“All those guys over at skysong are good guys and we like working with them for sure,” Saville said.
CEI already has one client that will be housed on both campuses, although Saville said the company would not be revealed until March 20. Another current client, Arbsource, moved from SkySong to CEI in September.
Saville said Arbsource moved to take advantage of CEI’s light source manufacturing space. The company started out in one space but has already grown into three spaces.
CEI already plans to grow its capacity, but Saville said the biggest limiting factor currently is capacity for counseling. With only three full-time staff members, CEI can only counsel so many startups at once.
Still, within the next 60 to 90 days, CEI plans on opening Phoenix’s first public histology lab, where biologists study the tissue and cell anatomy of plants and animals, Saville said. The lab will be run by Flagship Biosciences, which has a lab in Flagstaff, and CEI will collaborate with TGen to use the space. Students will also have the opportunity to use the lab and help CEI clients so they can get histology lab experience.
Though Saville is excited about the future of CEI and what it is able to provide, he stays focused on the primary purpose of the project.
“At the end of the day it’s all about the entrepreneur,” he said. Through them, he said, CEI hopes to promote job growth in the Valley.
Below is a list of CEI’s current clients.
- Voltmarc Technology Inc.
- Founded by Mark Mahoney
- “Patented technology that provides precise real-time circuitry readings in a fraction of the time (based on current industry practice).”
- Founded by Mark Sholin
- “Patented bioreactors reduce energy consumption without compromising speed/quality of treatment.”
- Green Ideas
- Founded by Charlie Popeck and Mark Wilhelm
- “Utilize a triple bottom line approach environment, society and economy.”
- Founded by Robert and Michelle Howard
- “Patent-pending server and client-side technologies improve web speed and reduces energy consumption for data centers.”
- DNA on a Shirt
- Founded by Darrin Grandmason
- “Utilizes patented technology to print high-definition artwork of DNA coding (people, animals, diseases) on shirts and other mediums.”
- Founded by Mary Juetten
- “Self-serve software application helps identify, store and protect intellectual property.”
- Founded by Sean Tierney and Kimbro Staken
- “Proprietary service to improve lifetime customer value for cloud and VPS service providors.”
- Cleanroom Clearance
- Founded by Greg Heiland
- “Partners with manufacturers to sell overstocked, slow-moving and/or discontinued infection/contamination control supplies at discount.”
- Founded by Phillip Felice
- “Improves overall photo and video quality while retaining functional ease of iPhone.”
- Founded by Tommy Andrews, Tom Lagerhausen and Edward Sanchez
- “Energy Reduction for Commercial/Industrial Boilers: Custom-designed and manufactured Eddy Draft Regulators (EDR) reduce fuel consumption by 5-15 percent for boilers.”

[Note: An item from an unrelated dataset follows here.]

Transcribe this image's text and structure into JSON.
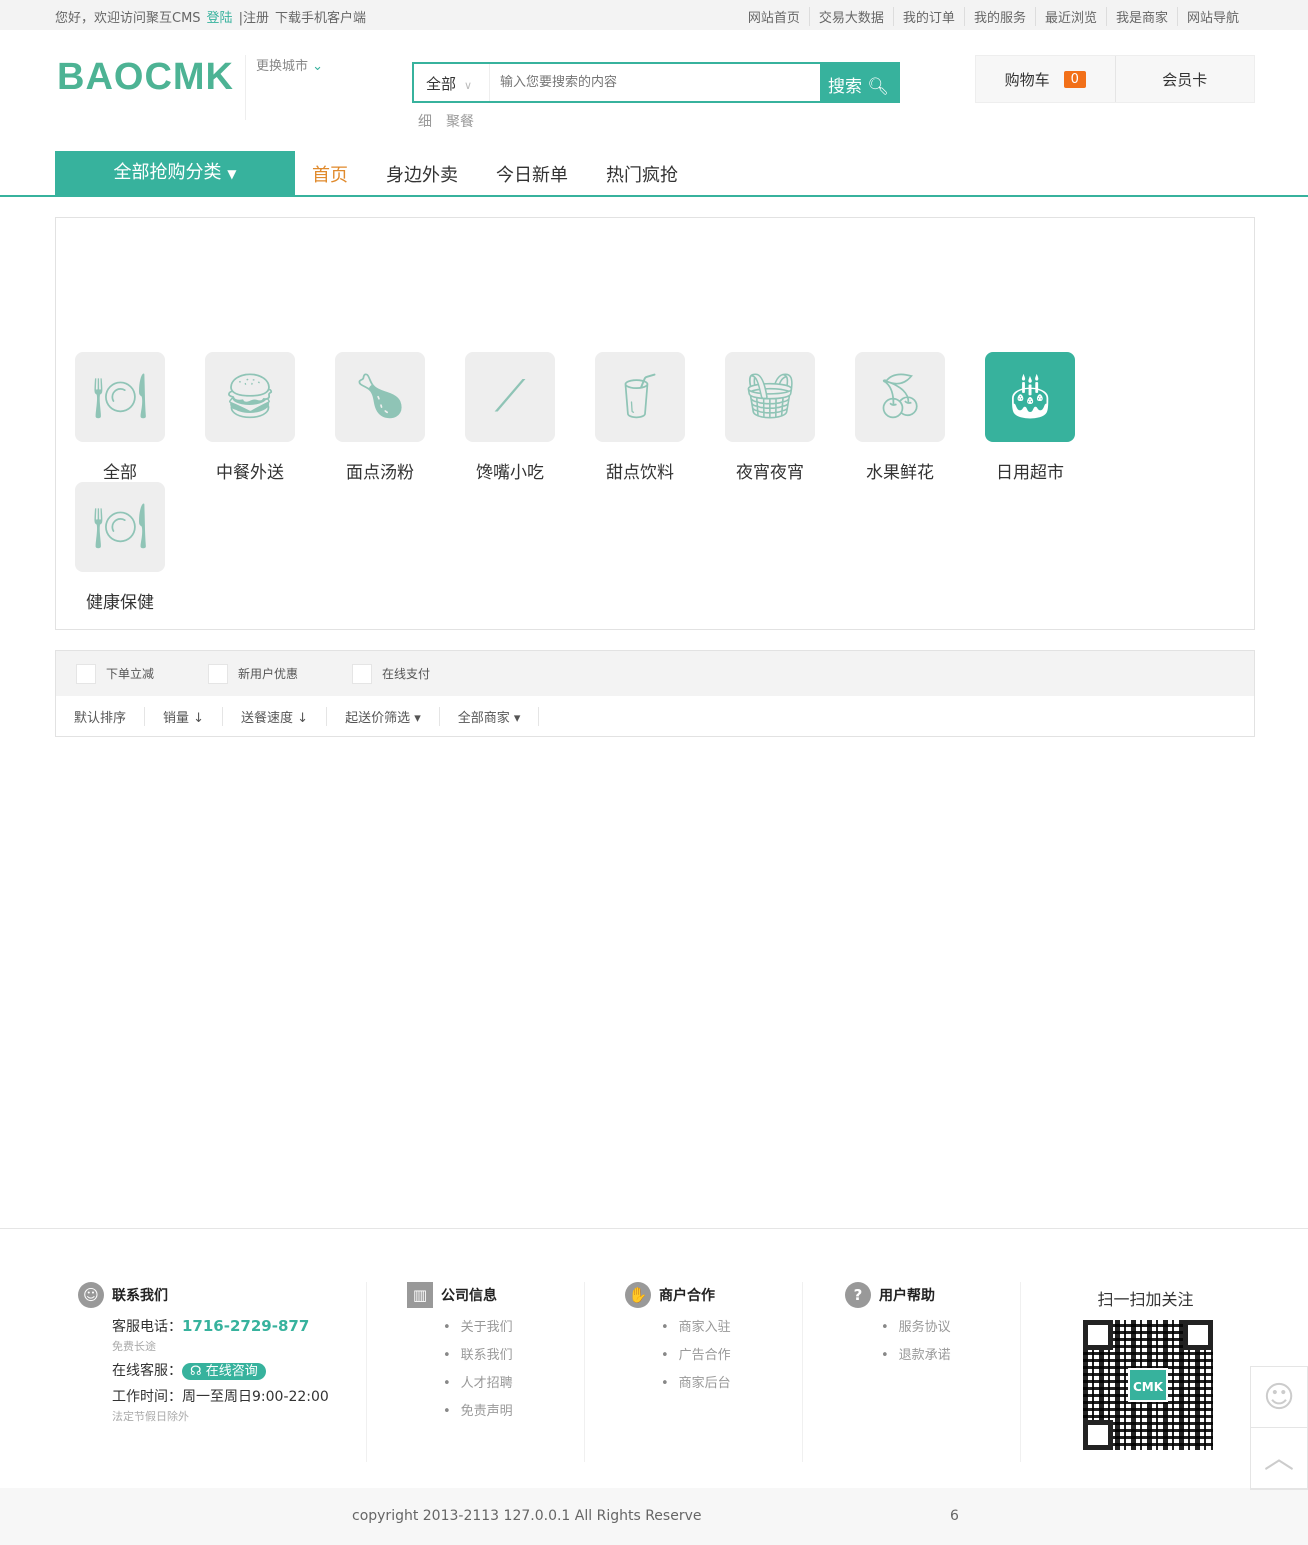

- Founded by Bala Adiseshan and Michael Chaisson
- “Software based solutions for enterprises and educational institutions. Provides unique software solutions that make it easy to share knowledge.”